*WHAT TO DO*: Pick out each line below containing "Francisco".

·····

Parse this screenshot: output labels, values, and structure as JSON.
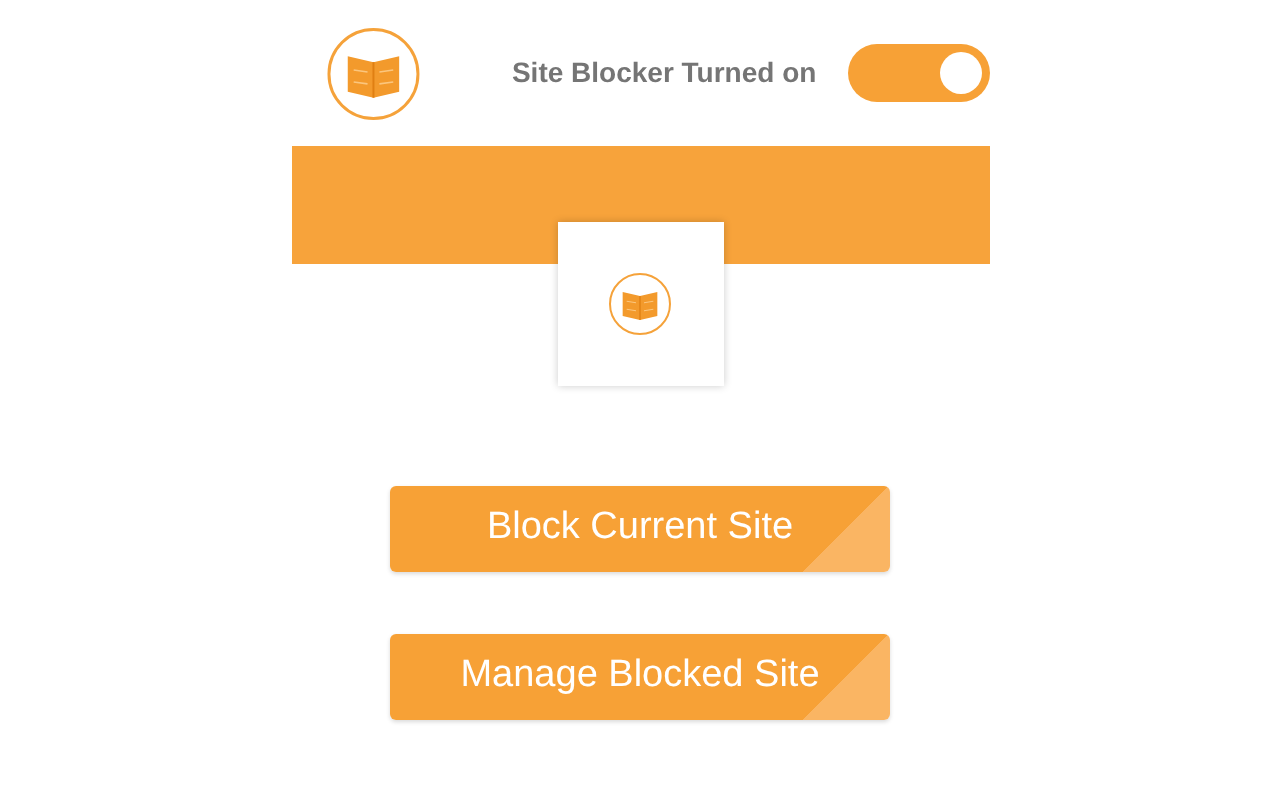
{
  "header": {
    "status": "Site Blocker Turned on",
    "toggle": {
      "on": true
    }
  },
  "buttons": [
    "Block Current Site",
    "Manage Blocked Site"
  ]
}
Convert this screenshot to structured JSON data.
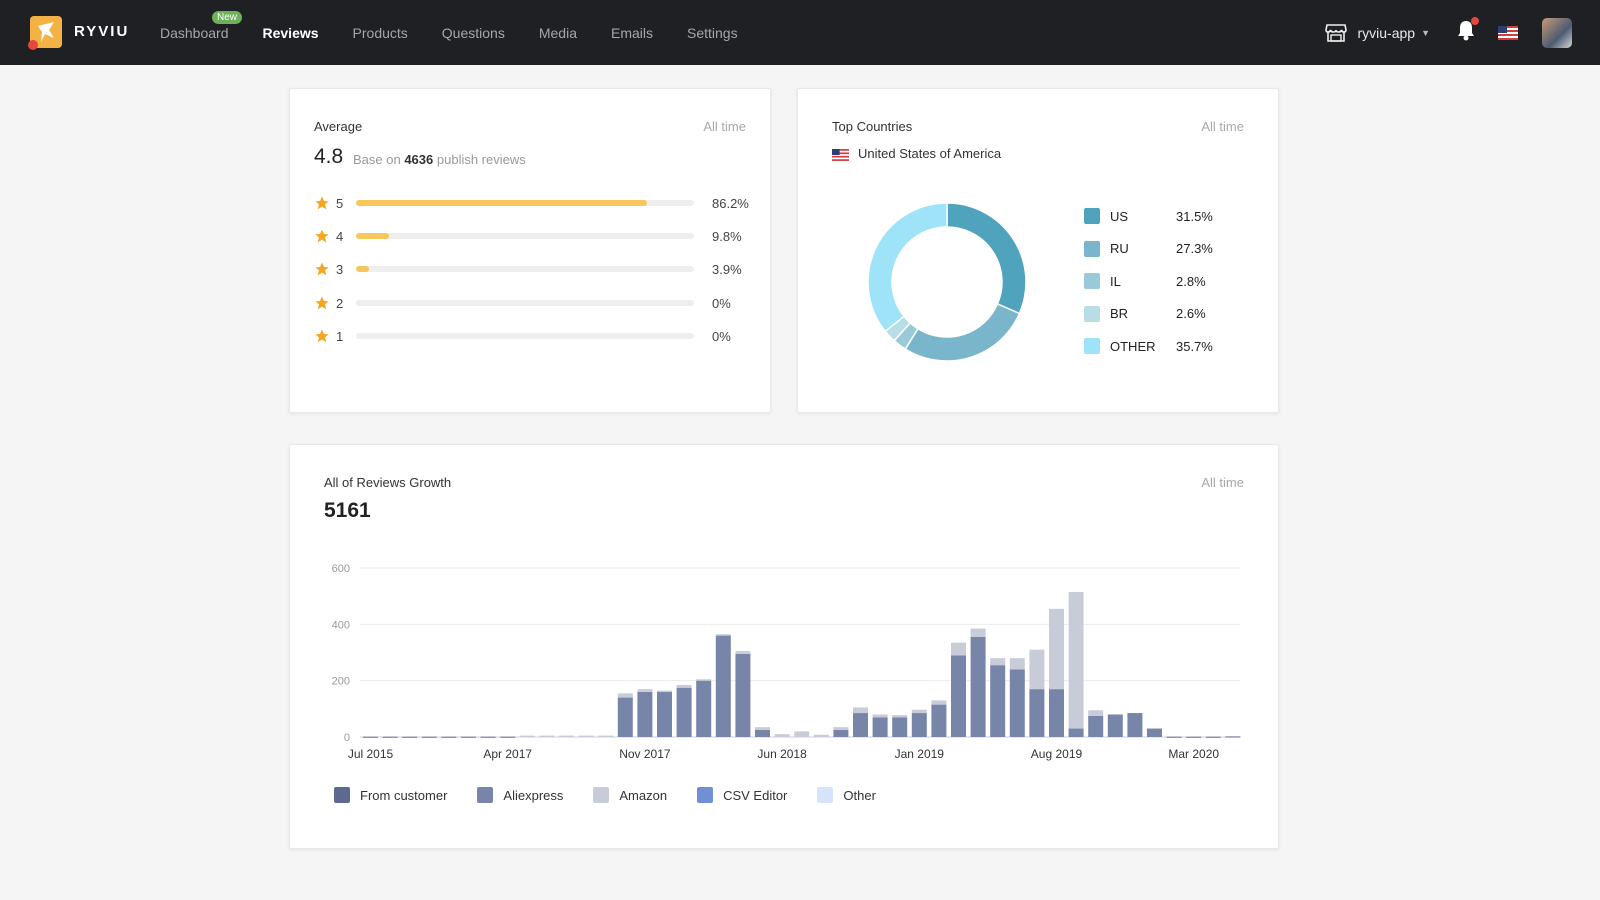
{
  "app": {
    "brand": "RYVIU",
    "nav": [
      {
        "label": "Dashboard",
        "badge": "New",
        "active": false
      },
      {
        "label": "Reviews",
        "active": true
      },
      {
        "label": "Products",
        "active": false
      },
      {
        "label": "Questions",
        "active": false
      },
      {
        "label": "Media",
        "active": false
      },
      {
        "label": "Emails",
        "active": false
      },
      {
        "label": "Settings",
        "active": false
      }
    ],
    "store_name": "ryviu-app",
    "icons": {
      "store": "store-icon",
      "bell": "bell-icon",
      "flag": "us-flag-icon",
      "avatar": "user-avatar"
    }
  },
  "average_card": {
    "title": "Average",
    "range": "All time",
    "value": "4.8",
    "sub_prefix": "Base on",
    "count": "4636",
    "sub_suffix": "publish reviews",
    "ratings": [
      {
        "stars": "5",
        "percent": 86.2,
        "label": "86.2%"
      },
      {
        "stars": "4",
        "percent": 9.8,
        "label": "9.8%"
      },
      {
        "stars": "3",
        "percent": 3.9,
        "label": "3.9%"
      },
      {
        "stars": "2",
        "percent": 0,
        "label": "0%"
      },
      {
        "stars": "1",
        "percent": 0,
        "label": "0%"
      }
    ],
    "star_color": "#f5a623",
    "bar_color": "#f7c75d"
  },
  "countries_card": {
    "title": "Top Countries",
    "range": "All time",
    "top_country": "United States of America",
    "slices": [
      {
        "code": "US",
        "value": 31.5,
        "label": "31.5%",
        "color": "#4fa3bc"
      },
      {
        "code": "RU",
        "value": 27.3,
        "label": "27.3%",
        "color": "#79b6cc"
      },
      {
        "code": "IL",
        "value": 2.8,
        "label": "2.8%",
        "color": "#98cad8"
      },
      {
        "code": "BR",
        "value": 2.6,
        "label": "2.6%",
        "color": "#b9dde7"
      },
      {
        "code": "OTHER",
        "value": 35.7,
        "label": "35.7%",
        "color": "#9ee3f8"
      }
    ]
  },
  "growth_card": {
    "title": "All of Reviews Growth",
    "range": "All time",
    "total": "5161"
  },
  "chart_data": [
    {
      "type": "pie",
      "title": "Top Countries",
      "categories": [
        "US",
        "RU",
        "IL",
        "BR",
        "OTHER"
      ],
      "values": [
        31.5,
        27.3,
        2.8,
        2.6,
        35.7
      ],
      "donut": true,
      "legend": "right"
    },
    {
      "type": "bar",
      "stacked": true,
      "title": "All of Reviews Growth",
      "ylim": [
        0,
        600
      ],
      "yticks": [
        0,
        200,
        400,
        600
      ],
      "xtick_labels": [
        {
          "index": 0,
          "label": "Jul 2015"
        },
        {
          "index": 7,
          "label": "Apr 2017"
        },
        {
          "index": 14,
          "label": "Nov 2017"
        },
        {
          "index": 21,
          "label": "Jun 2018"
        },
        {
          "index": 28,
          "label": "Jan 2019"
        },
        {
          "index": 35,
          "label": "Aug 2019"
        },
        {
          "index": 42,
          "label": "Mar 2020"
        }
      ],
      "grid": true,
      "legend": "bottom",
      "series": [
        {
          "name": "From customer",
          "color": "#5d6a8f",
          "values": [
            1,
            1,
            1,
            1,
            1,
            1,
            1,
            1,
            0,
            0,
            0,
            0,
            0,
            0,
            0,
            0,
            0,
            0,
            0,
            0,
            0,
            0,
            0,
            0,
            0,
            0,
            0,
            0,
            0,
            0,
            0,
            0,
            0,
            0,
            0,
            0,
            0,
            0,
            0,
            0,
            0,
            1,
            1,
            1,
            2
          ]
        },
        {
          "name": "Aliexpress",
          "color": "#7786a8",
          "values": [
            0,
            0,
            0,
            0,
            0,
            0,
            0,
            0,
            0,
            0,
            0,
            0,
            0,
            140,
            160,
            160,
            175,
            200,
            360,
            295,
            25,
            0,
            0,
            0,
            25,
            85,
            70,
            70,
            85,
            115,
            290,
            355,
            255,
            240,
            170,
            170,
            30,
            75,
            80,
            85,
            30,
            0,
            0,
            0,
            0
          ]
        },
        {
          "name": "Amazon",
          "color": "#c8ccd9",
          "values": [
            0,
            0,
            0,
            0,
            0,
            0,
            0,
            0,
            5,
            5,
            5,
            5,
            5,
            15,
            10,
            5,
            10,
            5,
            5,
            10,
            10,
            10,
            20,
            8,
            10,
            20,
            10,
            8,
            12,
            15,
            45,
            30,
            25,
            40,
            140,
            285,
            485,
            20,
            0,
            0,
            0,
            0,
            0,
            0,
            0
          ]
        },
        {
          "name": "CSV Editor",
          "color": "#6f8fd6",
          "values": [
            0,
            0,
            0,
            0,
            0,
            0,
            0,
            0,
            0,
            0,
            0,
            0,
            0,
            0,
            0,
            0,
            0,
            0,
            0,
            0,
            0,
            0,
            0,
            0,
            0,
            0,
            0,
            0,
            0,
            0,
            0,
            0,
            0,
            0,
            0,
            0,
            0,
            0,
            0,
            0,
            0,
            0,
            0,
            0,
            0
          ]
        },
        {
          "name": "Other",
          "color": "#d6e4fb",
          "values": [
            0,
            0,
            0,
            0,
            0,
            0,
            0,
            0,
            0,
            0,
            0,
            0,
            0,
            0,
            0,
            0,
            0,
            0,
            0,
            0,
            0,
            0,
            0,
            0,
            0,
            0,
            0,
            0,
            0,
            0,
            0,
            0,
            0,
            0,
            0,
            0,
            0,
            0,
            0,
            0,
            0,
            0,
            0,
            0,
            0
          ]
        }
      ]
    }
  ]
}
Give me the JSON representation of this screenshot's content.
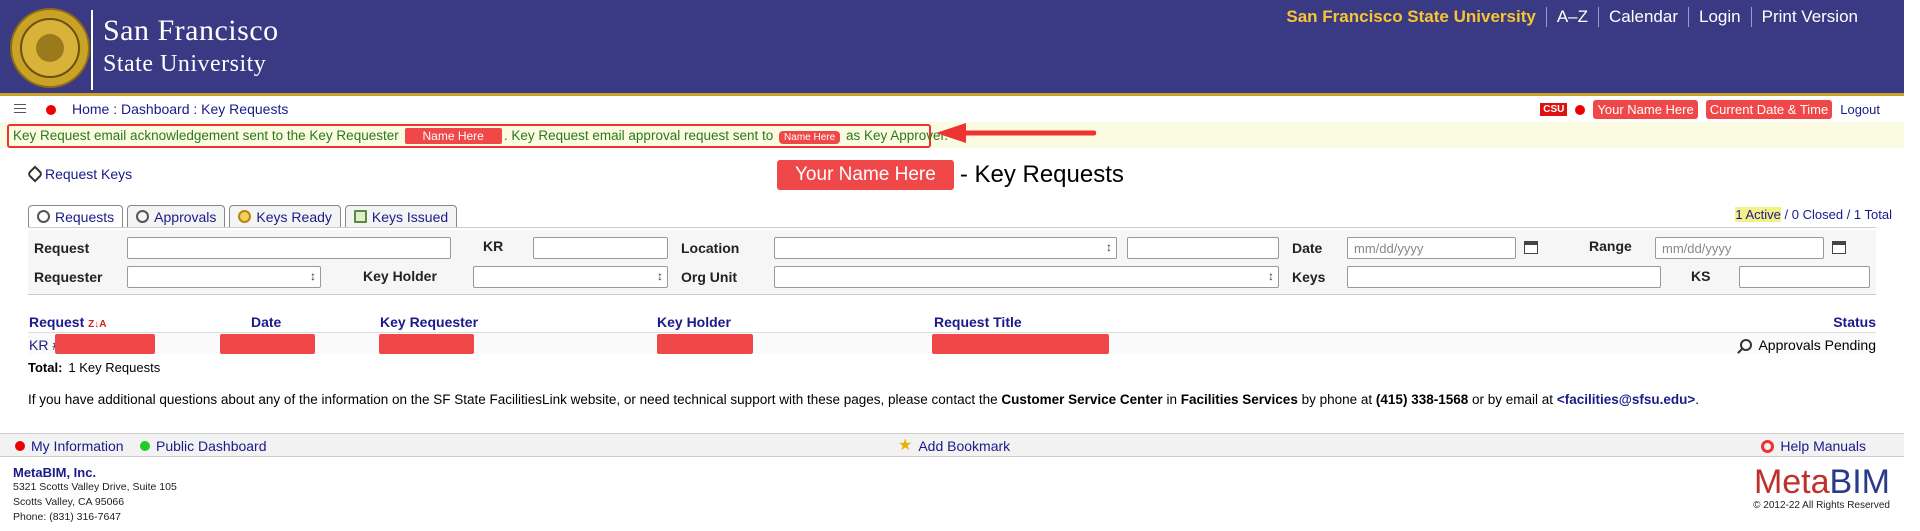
{
  "header": {
    "university_line1": "San Francisco",
    "university_line2": "State University",
    "nav": [
      "San Francisco State University",
      "A–Z",
      "Calendar",
      "Login",
      "Print Version"
    ]
  },
  "subbar": {
    "breadcrumb": "Home : Dashboard : Key Requests",
    "csu_badge": "CSU",
    "user_name": "Your Name Here",
    "datetime": "Current Date & Time",
    "logout": "Logout"
  },
  "message": {
    "part1": "Key Request email acknowledgement sent to the Key Requester",
    "name1": "Name Here",
    "part2": ". Key Request email approval request sent to",
    "name2": "Name Here",
    "part3": "as Key Approver."
  },
  "page": {
    "request_keys_link": "Request Keys",
    "title_name": "Your Name Here",
    "title_suffix": "- Key Requests"
  },
  "tabs": [
    "Requests",
    "Approvals",
    "Keys Ready",
    "Keys Issued"
  ],
  "counts": {
    "active": "1 Active",
    "closed": "/ 0 Closed",
    "total": "/ 1 Total"
  },
  "filters": {
    "request": "Request",
    "kr": "KR",
    "location": "Location",
    "date": "Date",
    "range": "Range",
    "requester": "Requester",
    "key_holder": "Key Holder",
    "org_unit": "Org Unit",
    "keys": "Keys",
    "ks": "KS",
    "date_placeholder": "mm/dd/yyyy",
    "range_placeholder": "mm/dd/yyyy"
  },
  "table": {
    "headers": {
      "request": "Request",
      "sort": "Z↓A",
      "date": "Date",
      "key_requester": "Key Requester",
      "key_holder": "Key Holder",
      "request_title": "Request Title",
      "status": "Status"
    },
    "rows": [
      {
        "kr_prefix": "KR #",
        "status": "Approvals Pending"
      }
    ],
    "total_label": "Total:",
    "total_value": "1 Key Requests"
  },
  "info": {
    "text1": "If you have additional questions about any of the information on the SF State FacilitiesLink website, or need technical support with these pages, please contact the",
    "csc": "Customer Service Center",
    "in": "in",
    "fs": "Facilities Services",
    "by_phone": "by phone at",
    "phone": "(415) 338-1568",
    "or_email": "or by email at",
    "email": "<facilities@sfsu.edu>",
    "end": "."
  },
  "footer": {
    "my_info": "My Information",
    "public_dashboard": "Public Dashboard",
    "add_bookmark": "Add Bookmark",
    "help_manuals": "Help Manuals",
    "company": "MetaBIM, Inc.",
    "address1": "5321 Scotts Valley Drive, Suite 105",
    "address2": "Scotts Valley, CA 95066",
    "phone": "Phone: (831) 316-7647",
    "logo_meta": "Meta",
    "logo_bim": "BIM",
    "copyright": "© 2012-22 All Rights Reserved"
  },
  "colors": {
    "header_bg": "#3a3a84",
    "accent_gold": "#f7c531",
    "redaction": "#f04848",
    "link": "#1a1a8a",
    "message_text": "#2a7a1a"
  }
}
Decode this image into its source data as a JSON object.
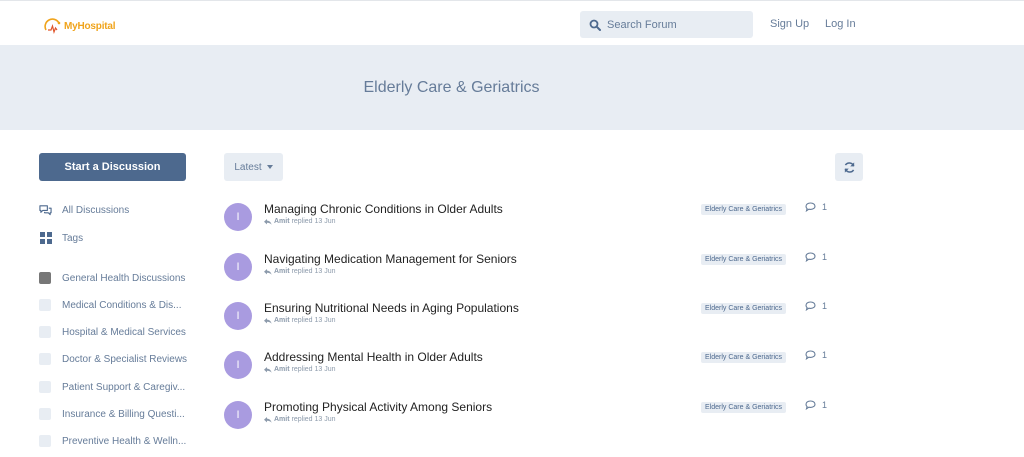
{
  "header": {
    "logo_text": "MyHospital",
    "search_placeholder": "Search Forum",
    "signup_label": "Sign Up",
    "login_label": "Log In"
  },
  "hero": {
    "title": "Elderly Care & Geriatrics"
  },
  "sidebar": {
    "start_label": "Start a Discussion",
    "nav": [
      {
        "label": "All Discussions",
        "icon": "comments-icon"
      },
      {
        "label": "Tags",
        "icon": "tags-grid-icon"
      }
    ],
    "tags": [
      {
        "label": "General Health Discussions",
        "active": true
      },
      {
        "label": "Medical Conditions & Dis...",
        "active": false
      },
      {
        "label": "Hospital & Medical Services",
        "active": false
      },
      {
        "label": "Doctor & Specialist Reviews",
        "active": false
      },
      {
        "label": "Patient Support & Caregiv...",
        "active": false
      },
      {
        "label": "Insurance & Billing Questi...",
        "active": false
      },
      {
        "label": "Preventive Health & Welln...",
        "active": false
      }
    ]
  },
  "toolbar": {
    "sort_label": "Latest"
  },
  "discussions": [
    {
      "title": "Managing Chronic Conditions in Older Adults",
      "avatar": "I",
      "author": "Amit",
      "action": "replied",
      "date": "13 Jun",
      "tag": "Elderly Care & Geriatrics",
      "count": "1"
    },
    {
      "title": "Navigating Medication Management for Seniors",
      "avatar": "I",
      "author": "Amit",
      "action": "replied",
      "date": "13 Jun",
      "tag": "Elderly Care & Geriatrics",
      "count": "1"
    },
    {
      "title": "Ensuring Nutritional Needs in Aging Populations",
      "avatar": "I",
      "author": "Amit",
      "action": "replied",
      "date": "13 Jun",
      "tag": "Elderly Care & Geriatrics",
      "count": "1"
    },
    {
      "title": "Addressing Mental Health in Older Adults",
      "avatar": "I",
      "author": "Amit",
      "action": "replied",
      "date": "13 Jun",
      "tag": "Elderly Care & Geriatrics",
      "count": "1"
    },
    {
      "title": "Promoting Physical Activity Among Seniors",
      "avatar": "I",
      "author": "Amit",
      "action": "replied",
      "date": "13 Jun",
      "tag": "Elderly Care & Geriatrics",
      "count": "1"
    }
  ],
  "colors": {
    "primary": "#4d698e",
    "secondary_bg": "#e8edf3",
    "muted_text": "#667c99",
    "avatar": "#a99be0",
    "logo": "#f0a41c"
  }
}
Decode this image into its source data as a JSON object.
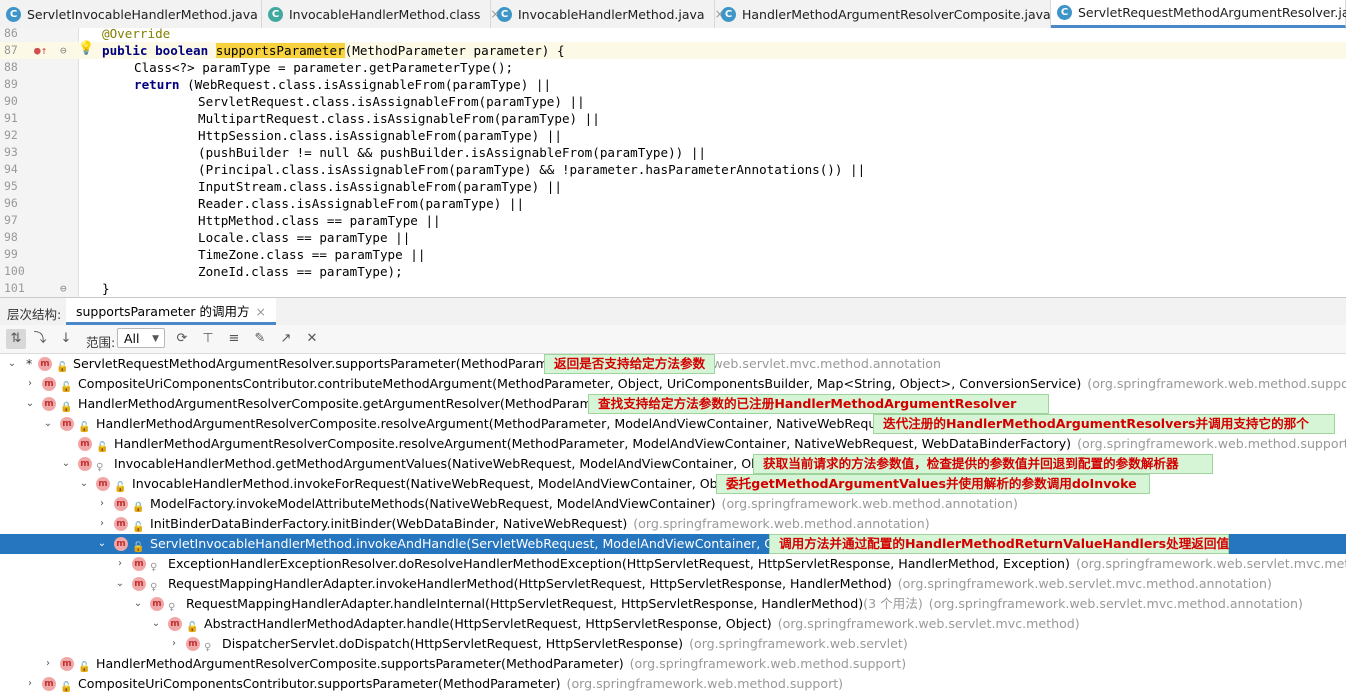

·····

*SOLUTION FOR THIS TASK*:
    "university_line1": "San Francisco",
      "San Francisco State University",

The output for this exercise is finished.